SOURCE MATERIAL ->

============

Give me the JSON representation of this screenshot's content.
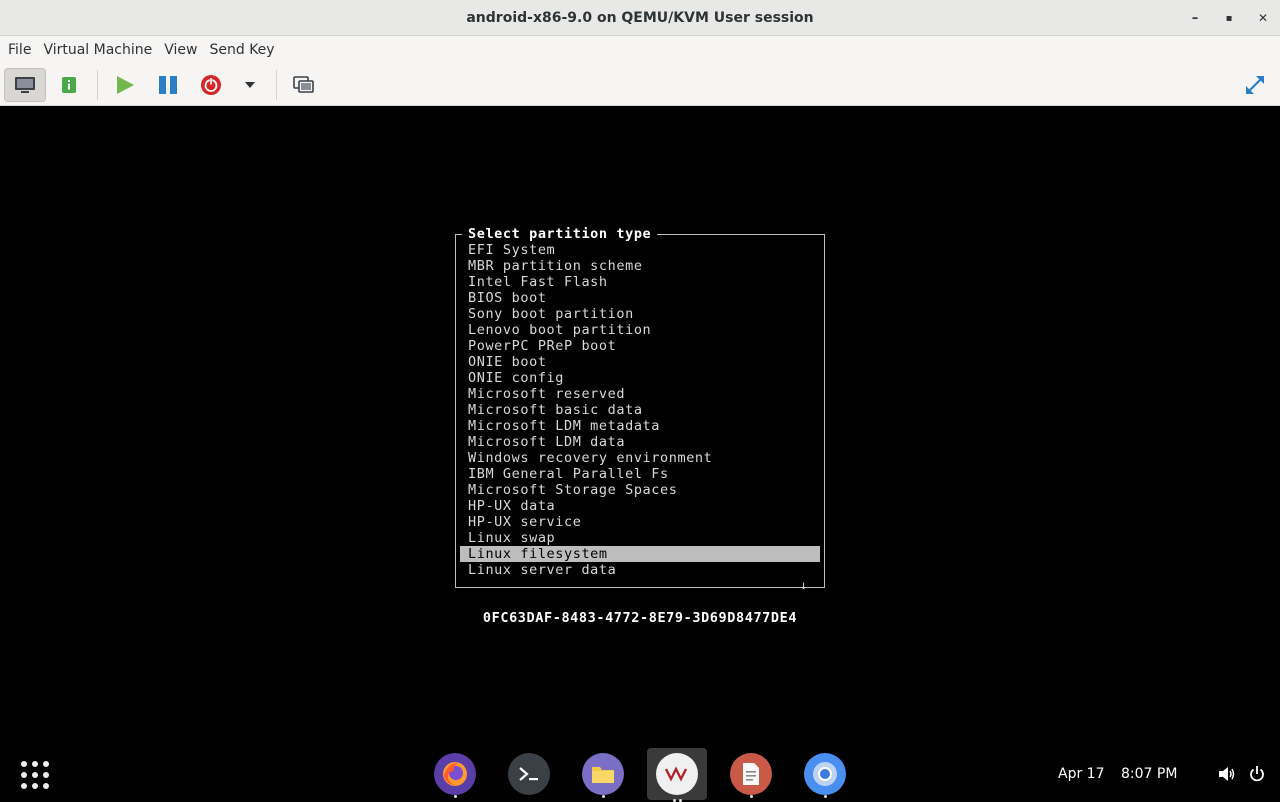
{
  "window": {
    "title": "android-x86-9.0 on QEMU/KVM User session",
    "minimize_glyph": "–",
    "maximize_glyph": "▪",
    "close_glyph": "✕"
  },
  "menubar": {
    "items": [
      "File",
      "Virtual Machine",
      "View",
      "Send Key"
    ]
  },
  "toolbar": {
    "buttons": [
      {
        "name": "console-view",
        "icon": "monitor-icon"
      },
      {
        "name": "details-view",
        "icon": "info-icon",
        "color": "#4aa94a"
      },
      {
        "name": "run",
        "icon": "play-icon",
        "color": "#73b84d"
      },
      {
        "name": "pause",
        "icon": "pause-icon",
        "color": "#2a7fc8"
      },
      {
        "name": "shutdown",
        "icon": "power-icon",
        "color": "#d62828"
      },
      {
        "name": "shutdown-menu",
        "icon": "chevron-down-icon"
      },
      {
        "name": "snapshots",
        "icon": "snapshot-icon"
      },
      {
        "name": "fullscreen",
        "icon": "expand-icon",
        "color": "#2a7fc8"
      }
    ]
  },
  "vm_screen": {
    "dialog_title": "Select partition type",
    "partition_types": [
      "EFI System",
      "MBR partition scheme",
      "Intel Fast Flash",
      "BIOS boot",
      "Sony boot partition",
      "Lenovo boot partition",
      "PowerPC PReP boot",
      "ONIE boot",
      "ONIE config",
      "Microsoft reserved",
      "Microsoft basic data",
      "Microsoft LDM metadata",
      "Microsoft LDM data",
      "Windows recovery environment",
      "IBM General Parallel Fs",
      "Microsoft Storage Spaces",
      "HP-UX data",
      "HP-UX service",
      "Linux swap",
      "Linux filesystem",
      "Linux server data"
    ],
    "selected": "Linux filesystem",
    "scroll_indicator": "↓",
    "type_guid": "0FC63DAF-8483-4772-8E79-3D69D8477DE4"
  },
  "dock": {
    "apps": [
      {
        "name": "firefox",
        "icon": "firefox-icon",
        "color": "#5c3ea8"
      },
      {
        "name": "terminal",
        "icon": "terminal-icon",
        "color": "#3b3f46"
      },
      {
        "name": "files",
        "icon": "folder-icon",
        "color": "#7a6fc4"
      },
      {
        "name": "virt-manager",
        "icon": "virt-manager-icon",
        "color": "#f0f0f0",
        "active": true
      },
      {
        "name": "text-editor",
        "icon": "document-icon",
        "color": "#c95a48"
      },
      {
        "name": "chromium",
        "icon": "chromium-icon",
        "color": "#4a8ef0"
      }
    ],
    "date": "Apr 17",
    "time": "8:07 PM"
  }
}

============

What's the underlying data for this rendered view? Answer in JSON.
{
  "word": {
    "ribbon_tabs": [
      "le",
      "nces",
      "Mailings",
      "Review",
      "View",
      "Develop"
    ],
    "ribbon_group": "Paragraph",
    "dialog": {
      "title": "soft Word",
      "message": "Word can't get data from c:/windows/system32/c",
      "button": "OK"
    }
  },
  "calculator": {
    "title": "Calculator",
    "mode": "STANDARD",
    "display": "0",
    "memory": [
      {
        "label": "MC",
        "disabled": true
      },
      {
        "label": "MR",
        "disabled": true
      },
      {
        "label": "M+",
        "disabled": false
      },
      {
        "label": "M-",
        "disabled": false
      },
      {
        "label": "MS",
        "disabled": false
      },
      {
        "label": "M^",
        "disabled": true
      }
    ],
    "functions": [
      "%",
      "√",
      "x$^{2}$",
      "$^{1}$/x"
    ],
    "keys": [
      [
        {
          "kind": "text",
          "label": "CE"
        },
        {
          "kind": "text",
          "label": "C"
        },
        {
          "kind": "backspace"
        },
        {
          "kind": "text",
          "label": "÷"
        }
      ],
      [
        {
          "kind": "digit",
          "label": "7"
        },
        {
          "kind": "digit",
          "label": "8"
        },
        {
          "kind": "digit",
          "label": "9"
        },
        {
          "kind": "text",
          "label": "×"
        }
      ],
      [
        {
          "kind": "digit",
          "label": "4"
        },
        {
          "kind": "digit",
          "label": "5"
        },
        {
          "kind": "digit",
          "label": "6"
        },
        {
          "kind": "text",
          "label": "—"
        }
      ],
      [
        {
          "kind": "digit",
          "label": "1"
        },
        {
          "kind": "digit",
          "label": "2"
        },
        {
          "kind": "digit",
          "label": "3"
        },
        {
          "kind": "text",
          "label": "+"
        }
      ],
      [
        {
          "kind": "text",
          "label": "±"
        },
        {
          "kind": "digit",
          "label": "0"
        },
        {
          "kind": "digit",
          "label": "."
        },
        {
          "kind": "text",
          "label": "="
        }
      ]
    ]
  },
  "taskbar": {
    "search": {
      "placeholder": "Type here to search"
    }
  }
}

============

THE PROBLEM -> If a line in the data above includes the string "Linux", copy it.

ANSWER SPACE ->
      "Linux swap",
      "Linux filesystem",
      "Linux server data"
    "selected": "Linux filesystem",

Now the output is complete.